___ STORED DATA ___
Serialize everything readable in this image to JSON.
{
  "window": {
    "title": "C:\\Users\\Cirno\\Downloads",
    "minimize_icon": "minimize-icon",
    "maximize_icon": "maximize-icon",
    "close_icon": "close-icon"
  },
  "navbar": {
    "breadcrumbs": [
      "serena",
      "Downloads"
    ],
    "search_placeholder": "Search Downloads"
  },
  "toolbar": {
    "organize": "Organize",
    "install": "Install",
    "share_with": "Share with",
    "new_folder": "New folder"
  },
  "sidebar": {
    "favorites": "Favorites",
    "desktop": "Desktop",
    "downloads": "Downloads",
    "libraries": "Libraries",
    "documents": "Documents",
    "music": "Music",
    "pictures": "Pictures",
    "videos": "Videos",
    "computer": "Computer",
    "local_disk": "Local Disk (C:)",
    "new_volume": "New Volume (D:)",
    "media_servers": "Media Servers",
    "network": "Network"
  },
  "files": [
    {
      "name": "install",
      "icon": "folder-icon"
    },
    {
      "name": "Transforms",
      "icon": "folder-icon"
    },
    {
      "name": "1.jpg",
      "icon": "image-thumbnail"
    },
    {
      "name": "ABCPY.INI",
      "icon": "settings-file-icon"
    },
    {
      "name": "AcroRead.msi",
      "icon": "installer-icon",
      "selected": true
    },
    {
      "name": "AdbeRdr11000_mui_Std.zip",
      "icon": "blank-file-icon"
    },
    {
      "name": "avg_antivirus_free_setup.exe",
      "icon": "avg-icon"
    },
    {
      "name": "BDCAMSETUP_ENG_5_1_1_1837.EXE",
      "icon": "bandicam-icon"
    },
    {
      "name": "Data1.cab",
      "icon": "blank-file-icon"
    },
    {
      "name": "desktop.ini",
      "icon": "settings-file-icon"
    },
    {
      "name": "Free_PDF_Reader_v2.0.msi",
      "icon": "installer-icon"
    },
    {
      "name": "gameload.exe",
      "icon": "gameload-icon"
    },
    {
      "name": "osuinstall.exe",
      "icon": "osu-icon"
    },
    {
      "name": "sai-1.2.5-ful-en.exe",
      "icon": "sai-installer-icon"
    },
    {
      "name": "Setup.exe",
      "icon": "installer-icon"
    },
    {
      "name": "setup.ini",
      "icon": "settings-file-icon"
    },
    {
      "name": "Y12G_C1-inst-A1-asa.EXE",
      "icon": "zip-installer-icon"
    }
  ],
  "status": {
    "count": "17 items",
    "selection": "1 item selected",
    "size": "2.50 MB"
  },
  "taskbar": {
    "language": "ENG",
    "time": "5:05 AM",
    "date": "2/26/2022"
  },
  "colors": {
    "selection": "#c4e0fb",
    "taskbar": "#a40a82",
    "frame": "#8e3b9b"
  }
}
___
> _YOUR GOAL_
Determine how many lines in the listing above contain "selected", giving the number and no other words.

> _WRITTEN SOLUTION_
2